**EXERCISE AIM:**
Search the records below for "JSON" and copy every line it turns up in.

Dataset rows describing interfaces
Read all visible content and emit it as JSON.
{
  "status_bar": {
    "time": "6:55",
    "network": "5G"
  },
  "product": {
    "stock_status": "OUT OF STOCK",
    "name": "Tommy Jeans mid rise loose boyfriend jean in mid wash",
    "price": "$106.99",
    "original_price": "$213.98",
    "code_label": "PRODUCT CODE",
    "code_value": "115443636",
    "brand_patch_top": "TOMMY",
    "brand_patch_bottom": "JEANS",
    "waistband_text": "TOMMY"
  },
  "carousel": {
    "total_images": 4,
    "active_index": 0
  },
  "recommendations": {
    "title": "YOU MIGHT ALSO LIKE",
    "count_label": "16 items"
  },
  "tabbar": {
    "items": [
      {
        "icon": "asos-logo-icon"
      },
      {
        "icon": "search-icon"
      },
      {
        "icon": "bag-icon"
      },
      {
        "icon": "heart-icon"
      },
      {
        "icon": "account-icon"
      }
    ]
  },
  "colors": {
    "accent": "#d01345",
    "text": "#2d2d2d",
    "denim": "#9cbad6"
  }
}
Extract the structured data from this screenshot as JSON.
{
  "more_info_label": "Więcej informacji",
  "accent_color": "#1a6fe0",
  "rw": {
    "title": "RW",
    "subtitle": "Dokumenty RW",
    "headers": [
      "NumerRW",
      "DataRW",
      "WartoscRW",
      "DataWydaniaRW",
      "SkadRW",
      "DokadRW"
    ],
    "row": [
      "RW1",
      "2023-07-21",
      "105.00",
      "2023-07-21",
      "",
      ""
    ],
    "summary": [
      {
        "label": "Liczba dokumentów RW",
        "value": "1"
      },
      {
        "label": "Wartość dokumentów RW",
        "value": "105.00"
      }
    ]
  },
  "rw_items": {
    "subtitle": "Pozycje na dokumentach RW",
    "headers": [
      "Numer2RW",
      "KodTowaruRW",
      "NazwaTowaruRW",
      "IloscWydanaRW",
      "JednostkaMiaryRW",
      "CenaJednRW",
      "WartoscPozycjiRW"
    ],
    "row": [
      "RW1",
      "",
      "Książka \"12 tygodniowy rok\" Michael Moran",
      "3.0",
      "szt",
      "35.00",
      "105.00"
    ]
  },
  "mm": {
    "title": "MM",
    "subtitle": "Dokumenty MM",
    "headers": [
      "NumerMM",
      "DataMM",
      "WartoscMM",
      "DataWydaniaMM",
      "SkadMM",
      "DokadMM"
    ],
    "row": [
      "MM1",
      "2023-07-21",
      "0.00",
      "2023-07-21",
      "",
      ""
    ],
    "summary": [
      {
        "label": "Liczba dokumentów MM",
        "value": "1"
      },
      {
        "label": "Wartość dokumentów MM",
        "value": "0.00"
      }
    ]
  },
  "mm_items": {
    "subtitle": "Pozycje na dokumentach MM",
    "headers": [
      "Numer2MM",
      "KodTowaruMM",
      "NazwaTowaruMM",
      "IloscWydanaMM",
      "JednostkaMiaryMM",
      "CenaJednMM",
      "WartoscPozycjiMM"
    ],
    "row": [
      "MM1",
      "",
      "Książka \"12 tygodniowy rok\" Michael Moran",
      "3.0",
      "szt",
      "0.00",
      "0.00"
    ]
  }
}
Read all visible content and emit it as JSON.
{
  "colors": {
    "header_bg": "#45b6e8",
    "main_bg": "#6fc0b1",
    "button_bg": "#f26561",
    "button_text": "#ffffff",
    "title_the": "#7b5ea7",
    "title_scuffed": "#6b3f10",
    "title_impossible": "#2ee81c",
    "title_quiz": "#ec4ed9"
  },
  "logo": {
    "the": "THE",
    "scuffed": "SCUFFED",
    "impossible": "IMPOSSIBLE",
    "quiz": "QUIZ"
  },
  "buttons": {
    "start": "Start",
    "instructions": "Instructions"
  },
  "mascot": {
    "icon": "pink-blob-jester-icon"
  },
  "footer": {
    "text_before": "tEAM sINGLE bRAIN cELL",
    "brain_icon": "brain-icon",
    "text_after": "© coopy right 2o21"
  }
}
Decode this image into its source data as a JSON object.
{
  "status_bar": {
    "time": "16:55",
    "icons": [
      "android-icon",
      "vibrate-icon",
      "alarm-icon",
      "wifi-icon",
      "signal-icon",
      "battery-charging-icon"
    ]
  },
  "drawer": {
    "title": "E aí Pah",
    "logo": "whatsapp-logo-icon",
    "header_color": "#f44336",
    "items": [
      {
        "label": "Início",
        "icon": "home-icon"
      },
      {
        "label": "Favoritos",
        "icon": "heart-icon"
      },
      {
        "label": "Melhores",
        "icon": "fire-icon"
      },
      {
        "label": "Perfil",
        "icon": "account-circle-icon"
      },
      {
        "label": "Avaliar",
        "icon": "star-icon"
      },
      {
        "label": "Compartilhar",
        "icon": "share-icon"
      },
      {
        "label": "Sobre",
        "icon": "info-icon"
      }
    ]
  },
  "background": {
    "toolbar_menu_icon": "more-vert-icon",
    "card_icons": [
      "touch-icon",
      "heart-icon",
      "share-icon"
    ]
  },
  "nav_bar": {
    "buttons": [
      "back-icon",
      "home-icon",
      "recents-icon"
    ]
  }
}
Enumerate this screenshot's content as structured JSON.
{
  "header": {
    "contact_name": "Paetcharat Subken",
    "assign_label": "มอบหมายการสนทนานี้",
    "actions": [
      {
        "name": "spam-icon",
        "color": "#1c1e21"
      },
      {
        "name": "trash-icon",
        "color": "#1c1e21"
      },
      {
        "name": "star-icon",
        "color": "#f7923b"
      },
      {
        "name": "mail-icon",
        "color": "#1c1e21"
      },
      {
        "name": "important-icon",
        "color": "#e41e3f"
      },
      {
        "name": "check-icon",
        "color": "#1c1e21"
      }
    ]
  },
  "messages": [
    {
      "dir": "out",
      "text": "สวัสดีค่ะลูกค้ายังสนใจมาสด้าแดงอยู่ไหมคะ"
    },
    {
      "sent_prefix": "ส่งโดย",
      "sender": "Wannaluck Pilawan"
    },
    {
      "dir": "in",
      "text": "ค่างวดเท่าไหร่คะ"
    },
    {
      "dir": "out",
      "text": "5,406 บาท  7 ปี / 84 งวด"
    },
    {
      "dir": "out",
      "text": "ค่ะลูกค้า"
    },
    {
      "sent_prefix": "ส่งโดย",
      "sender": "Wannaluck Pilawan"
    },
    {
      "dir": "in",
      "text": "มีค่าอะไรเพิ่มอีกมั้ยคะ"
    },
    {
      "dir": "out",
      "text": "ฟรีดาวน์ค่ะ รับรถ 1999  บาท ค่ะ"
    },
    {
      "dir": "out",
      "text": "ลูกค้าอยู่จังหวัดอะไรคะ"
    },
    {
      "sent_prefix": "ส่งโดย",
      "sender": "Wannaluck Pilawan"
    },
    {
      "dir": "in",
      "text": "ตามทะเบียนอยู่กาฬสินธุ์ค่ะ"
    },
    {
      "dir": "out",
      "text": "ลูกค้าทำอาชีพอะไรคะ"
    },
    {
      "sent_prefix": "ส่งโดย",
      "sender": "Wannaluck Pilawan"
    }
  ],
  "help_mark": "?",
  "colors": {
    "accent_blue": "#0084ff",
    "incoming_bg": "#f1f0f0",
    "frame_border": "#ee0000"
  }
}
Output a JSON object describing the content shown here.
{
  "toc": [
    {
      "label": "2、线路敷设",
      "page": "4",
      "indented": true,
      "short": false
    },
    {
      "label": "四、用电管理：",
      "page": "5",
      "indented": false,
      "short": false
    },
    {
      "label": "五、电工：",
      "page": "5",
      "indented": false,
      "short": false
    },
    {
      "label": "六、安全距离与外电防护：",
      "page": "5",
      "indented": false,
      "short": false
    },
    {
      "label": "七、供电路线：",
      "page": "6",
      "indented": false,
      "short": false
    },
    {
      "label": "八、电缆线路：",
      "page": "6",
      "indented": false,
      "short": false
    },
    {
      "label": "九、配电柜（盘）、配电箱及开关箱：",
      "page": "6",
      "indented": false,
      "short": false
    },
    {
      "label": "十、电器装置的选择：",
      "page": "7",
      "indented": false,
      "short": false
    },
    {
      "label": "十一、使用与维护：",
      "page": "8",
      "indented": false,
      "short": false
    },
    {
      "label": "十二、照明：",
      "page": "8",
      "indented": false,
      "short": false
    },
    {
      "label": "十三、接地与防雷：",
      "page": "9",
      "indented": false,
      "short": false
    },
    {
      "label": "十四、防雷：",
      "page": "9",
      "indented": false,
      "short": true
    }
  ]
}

**OUTPUT:**
Read all visible content and emit it as JSON.
Extract the structured data from this screenshot as JSON.
Read all visible content and emit it as JSON.
Decode this image into its source data as a JSON object.
Enumerate this screenshot's content as structured JSON.
Output a JSON object describing the content shown here.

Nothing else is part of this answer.